[Available data]:
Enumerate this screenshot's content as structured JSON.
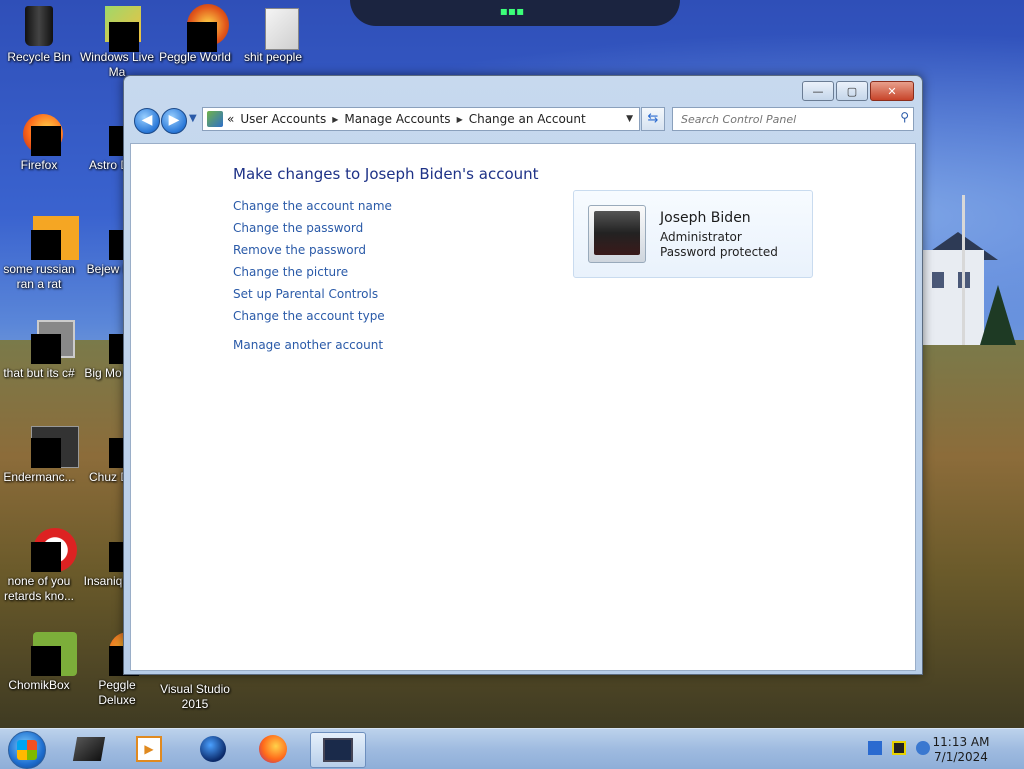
{
  "desktop": {
    "icons": [
      {
        "label": "Recycle Bin"
      },
      {
        "label": "Windows Live Ma"
      },
      {
        "label": "Peggle World"
      },
      {
        "label": "shit people"
      },
      {
        "label": "Firefox"
      },
      {
        "label": "Astro Delu"
      },
      {
        "label": "some russian ran a rat"
      },
      {
        "label": "Bejew Delu"
      },
      {
        "label": "that but its c#"
      },
      {
        "label": "Big Mo Delu"
      },
      {
        "label": "Endermanc..."
      },
      {
        "label": "Chuz Delu"
      },
      {
        "label": "none of you retards kno..."
      },
      {
        "label": "Insaniq Delu"
      },
      {
        "label": "ChomikBox"
      },
      {
        "label": "Peggle Deluxe"
      },
      {
        "label": "Visual Studio 2015"
      }
    ]
  },
  "window": {
    "controls": {
      "minimize": "—",
      "maximize": "▢",
      "close": "✕"
    },
    "nav": {
      "back": "◀",
      "forward": "▶",
      "recent": "▼"
    },
    "breadcrumb": {
      "prefix": "«",
      "items": [
        "User Accounts",
        "Manage Accounts",
        "Change an Account"
      ]
    },
    "search_placeholder": "Search Control Panel",
    "page_title": "Make changes to Joseph Biden's account",
    "links": [
      "Change the account name",
      "Change the password",
      "Remove the password",
      "Change the picture",
      "Set up Parental Controls",
      "Change the account type"
    ],
    "manage_another": "Manage another account",
    "account": {
      "name": "Joseph Biden",
      "role": "Administrator",
      "status": "Password protected"
    }
  },
  "taskbar": {
    "clock_time": "11:13 AM",
    "clock_date": "7/1/2024"
  }
}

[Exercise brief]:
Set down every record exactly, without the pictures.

[Finished exercise]:
Enumerate this screenshot's content as structured JSON.
{
  "desktop": {
    "icons": [
      {
        "label": "Recycle Bin"
      },
      {
        "label": "Windows Live Ma"
      },
      {
        "label": "Peggle World"
      },
      {
        "label": "shit people"
      },
      {
        "label": "Firefox"
      },
      {
        "label": "Astro Delu"
      },
      {
        "label": "some russian ran a rat"
      },
      {
        "label": "Bejew Delu"
      },
      {
        "label": "that but its c#"
      },
      {
        "label": "Big Mo Delu"
      },
      {
        "label": "Endermanc..."
      },
      {
        "label": "Chuz Delu"
      },
      {
        "label": "none of you retards kno..."
      },
      {
        "label": "Insaniq Delu"
      },
      {
        "label": "ChomikBox"
      },
      {
        "label": "Peggle Deluxe"
      },
      {
        "label": "Visual Studio 2015"
      }
    ]
  },
  "window": {
    "controls": {
      "minimize": "—",
      "maximize": "▢",
      "close": "✕"
    },
    "nav": {
      "back": "◀",
      "forward": "▶",
      "recent": "▼"
    },
    "breadcrumb": {
      "prefix": "«",
      "items": [
        "User Accounts",
        "Manage Accounts",
        "Change an Account"
      ]
    },
    "search_placeholder": "Search Control Panel",
    "page_title": "Make changes to Joseph Biden's account",
    "links": [
      "Change the account name",
      "Change the password",
      "Remove the password",
      "Change the picture",
      "Set up Parental Controls",
      "Change the account type"
    ],
    "manage_another": "Manage another account",
    "account": {
      "name": "Joseph Biden",
      "role": "Administrator",
      "status": "Password protected"
    }
  },
  "taskbar": {
    "clock_time": "11:13 AM",
    "clock_date": "7/1/2024"
  }
}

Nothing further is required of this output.